▸ What is being asked: In the answer, each line must appear exactly as in the records, and no picture may appear.

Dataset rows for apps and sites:
- Opening Delimiter -

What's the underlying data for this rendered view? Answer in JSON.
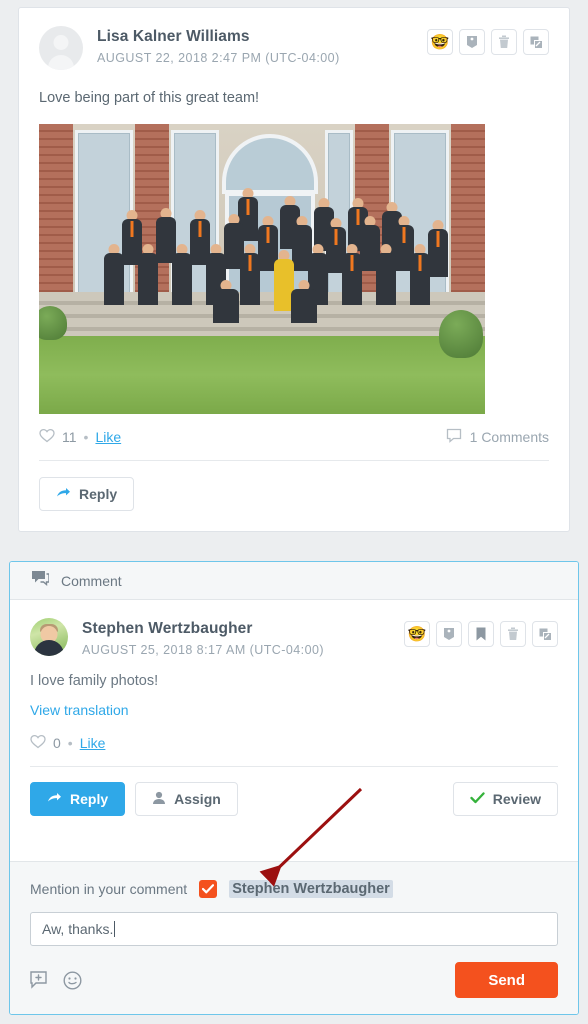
{
  "post": {
    "author": "Lisa Kalner Williams",
    "timestamp": "AUGUST 22, 2018 2:47 PM (UTC-04:00)",
    "text": "Love being part of this great team!",
    "avatar_type": "placeholder-avatar",
    "photo_alt": "Group team photo on stone steps in front of a chateau",
    "icons": [
      {
        "name": "emoji-icon",
        "glyph": "🤓"
      },
      {
        "name": "tag-icon"
      },
      {
        "name": "trash-icon"
      },
      {
        "name": "expand-icon"
      }
    ],
    "like_count": "11",
    "separator": "•",
    "like_label": "Like",
    "comments_count": "1 Comments",
    "reply_label": "Reply"
  },
  "comment_panel": {
    "header_label": "Comment",
    "author": "Stephen Wertzbaugher",
    "timestamp": "AUGUST 25, 2018 8:17 AM (UTC-04:00)",
    "text": "I love family photos!",
    "translate_label": "View translation",
    "like_count": "0",
    "separator": "•",
    "like_label": "Like",
    "icons": [
      {
        "name": "emoji-icon",
        "glyph": "🤓"
      },
      {
        "name": "tag-icon"
      },
      {
        "name": "bookmark-icon"
      },
      {
        "name": "trash-icon"
      },
      {
        "name": "expand-icon"
      }
    ],
    "actions": {
      "reply_label": "Reply",
      "assign_label": "Assign",
      "review_label": "Review"
    }
  },
  "composer": {
    "mention_label": "Mention in your comment",
    "mention_name": "Stephen Wertzbaugher",
    "mention_checked": true,
    "input_value": "Aw, thanks.",
    "input_placeholder": "",
    "send_label": "Send",
    "tools": [
      {
        "name": "add-comment-icon"
      },
      {
        "name": "emoji-picker-icon"
      }
    ]
  },
  "colors": {
    "accent_blue": "#2fa8e8",
    "accent_orange": "#f4511e",
    "panel_border": "#6ec6ea",
    "text_primary": "#5b6872",
    "text_muted": "#9aa6b0",
    "annotation_arrow": "#9c1010",
    "review_check": "#35b23b"
  }
}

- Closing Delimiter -

▸ Answer space:
What's the underlying data for this rendered view? Answer in JSON.
{
  "post": {
    "author": "Lisa Kalner Williams",
    "timestamp": "AUGUST 22, 2018 2:47 PM (UTC-04:00)",
    "text": "Love being part of this great team!",
    "avatar_type": "placeholder-avatar",
    "photo_alt": "Group team photo on stone steps in front of a chateau",
    "icons": [
      {
        "name": "emoji-icon",
        "glyph": "🤓"
      },
      {
        "name": "tag-icon"
      },
      {
        "name": "trash-icon"
      },
      {
        "name": "expand-icon"
      }
    ],
    "like_count": "11",
    "separator": "•",
    "like_label": "Like",
    "comments_count": "1 Comments",
    "reply_label": "Reply"
  },
  "comment_panel": {
    "header_label": "Comment",
    "author": "Stephen Wertzbaugher",
    "timestamp": "AUGUST 25, 2018 8:17 AM (UTC-04:00)",
    "text": "I love family photos!",
    "translate_label": "View translation",
    "like_count": "0",
    "separator": "•",
    "like_label": "Like",
    "icons": [
      {
        "name": "emoji-icon",
        "glyph": "🤓"
      },
      {
        "name": "tag-icon"
      },
      {
        "name": "bookmark-icon"
      },
      {
        "name": "trash-icon"
      },
      {
        "name": "expand-icon"
      }
    ],
    "actions": {
      "reply_label": "Reply",
      "assign_label": "Assign",
      "review_label": "Review"
    }
  },
  "composer": {
    "mention_label": "Mention in your comment",
    "mention_name": "Stephen Wertzbaugher",
    "mention_checked": true,
    "input_value": "Aw, thanks.",
    "input_placeholder": "",
    "send_label": "Send",
    "tools": [
      {
        "name": "add-comment-icon"
      },
      {
        "name": "emoji-picker-icon"
      }
    ]
  },
  "colors": {
    "accent_blue": "#2fa8e8",
    "accent_orange": "#f4511e",
    "panel_border": "#6ec6ea",
    "text_primary": "#5b6872",
    "text_muted": "#9aa6b0",
    "annotation_arrow": "#9c1010",
    "review_check": "#35b23b"
  }
}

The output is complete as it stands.